The Five Year Forward View for Mental Health report recently published by the independent Mental Health Taskforce sets out the strategic direction for the transformation of NHS mental health services in England.
The report states that 1 in 10 children aged 5 to 16 has a diagnosable mental health problem such as conduct disorder, anxiety disorder or depression. However, most children and young people receive no support. For those who are referred to psychological therapy, the average waiting time is 32 weeks. The report makes welcome and wide-ranging recommendations to address inequalities and improve the delivery of services to children and young people, building on the recommendations of Future in Mind.
What follows are highlights of the priority actions described in the report for children and young people’s mental health.

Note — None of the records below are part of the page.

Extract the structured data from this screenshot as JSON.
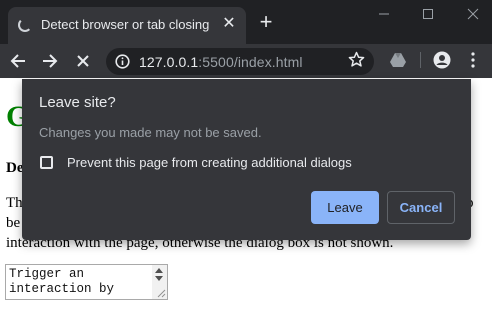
{
  "browser": {
    "tab": {
      "title": "Detect browser or tab closing",
      "close_icon": "close-icon",
      "loading_icon": "spinner-icon"
    },
    "new_tab_icon": "plus-icon",
    "window_controls": [
      "minimize-icon",
      "maximize-icon",
      "close-icon"
    ],
    "address_bar": {
      "url_host": "127.0.0.1",
      "url_rest": ":5500/index.html"
    },
    "toolbar_icons": [
      "back-arrow-icon",
      "forward-arrow-icon",
      "stop-icon",
      "info-icon",
      "star-icon",
      "drive-icon",
      "account-icon",
      "more-vert-icon"
    ],
    "colors": {
      "frame": "#202124",
      "toolbar": "#35363a",
      "text": "#e8eaed",
      "accent": "#8ab4f8"
    }
  },
  "page": {
    "heading": "G",
    "subheading": "De",
    "para_line1": "Thi",
    "para_line1_end": "p",
    "para_line2": "be",
    "para_line3": "interaction with the page, otherwise the dialog box is not shown.",
    "textarea_value": "Trigger an\ninteraction by",
    "heading_color": "#008000"
  },
  "dialog": {
    "title": "Leave site?",
    "message": "Changes you made may not be saved.",
    "checkbox_label": "Prevent this page from creating additional dialogs",
    "checkbox_checked": false,
    "leave_label": "Leave",
    "cancel_label": "Cancel"
  }
}
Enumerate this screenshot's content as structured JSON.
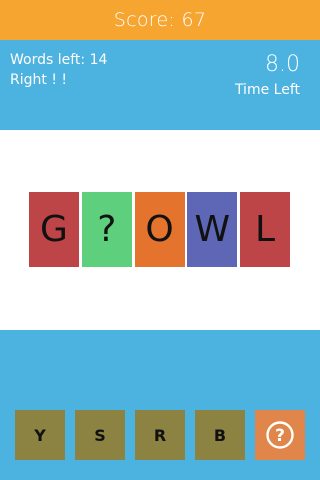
{
  "header": {
    "score_label": "Score:",
    "score_value": "67",
    "bg_color": "#F6A531"
  },
  "info": {
    "words_left_label": "Words left:",
    "words_left_value": "14",
    "status": "Right ! !",
    "time_value": "8.0",
    "time_label": "Time Left",
    "bg_color": "#4CB2DF"
  },
  "word": {
    "tiles": [
      {
        "letter": "G",
        "color": "#BE4547"
      },
      {
        "letter": "?",
        "color": "#5ED07D"
      },
      {
        "letter": "O",
        "color": "#E3732D"
      },
      {
        "letter": "W",
        "color": "#5E67B6"
      },
      {
        "letter": "L",
        "color": "#BE4547"
      }
    ]
  },
  "choices": {
    "letters": [
      "Y",
      "S",
      "R",
      "B"
    ],
    "button_color": "#8C8242",
    "hint_icon": "question-circle-icon",
    "hint_color": "#E1864A"
  }
}
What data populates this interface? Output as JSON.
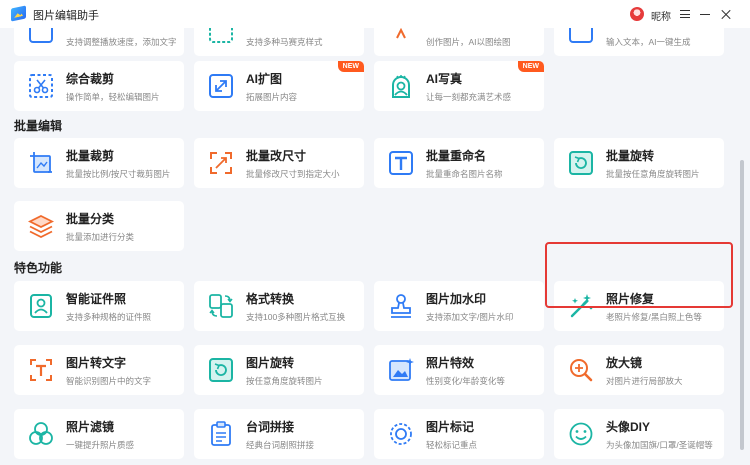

For more detailed reading, we recommend the Children & Young People’s Mental Health Coalition’s two page briefing and the Mental Health Network’s ten page briefing.
Priority actions for change by 2020
- Fundamental change in the commissioning and delivery of children and young people’s mental health services, ensuring that at least 70,000 more children and young people can access high quality care.
- The extension and integration of Local Transformation Plans (LTPs), developed in 2015/16 to deliver the vision of Future in Mind, into Sustainability and Transformation Plans (STPs) which cover all health and care in local areas.
- The introduction of clearer care pathways with accompanying quality standards for the full range of mental health conditions, supported by workforce skills development to ensure delivery of care in line with NICE recommendations.
- The development of comprehensive workforce development programmes with validated courses on mental health promotion and prevention made available.
- Completion of the national roll out the CYP IAPT programme which the report cites as a good example of quality, evidence-based treatments delivered with commitment to transparency and improved data on outcomes.
- Regular prevalence surveys to be commissioned by the Department of Health at least every 7 years, and development of national metrics to support improvements in children and young people’s mental health outcomes.
- A revised payment system to be put in place as soon as possible for children and young people’s services.
- Trialling population-based budgets to give CCGs and local partners the opportunity to collaboratively commission specialised CAMHS services.
- Integrated regulation of services for children and young people across health, education and social care systems.
The report emphasises the importance of prevention and early identification of mental health problems at key points in life, particularly for children and young people. Specifically, it recommends that an expert group be convened to look at the needs of children who are particularly vulnerable to developing mental health problems and how these needs could be met, including through the provision of personalised budgets.
What are your thoughts on the priorities for children and young people’s mental health? How do you feel about the target for increasing CYP access to services? How can transparency of funding allocation be improved? Tweet us @iaptustweets or get in touch using our contact form. We’d love to hear your thoughts.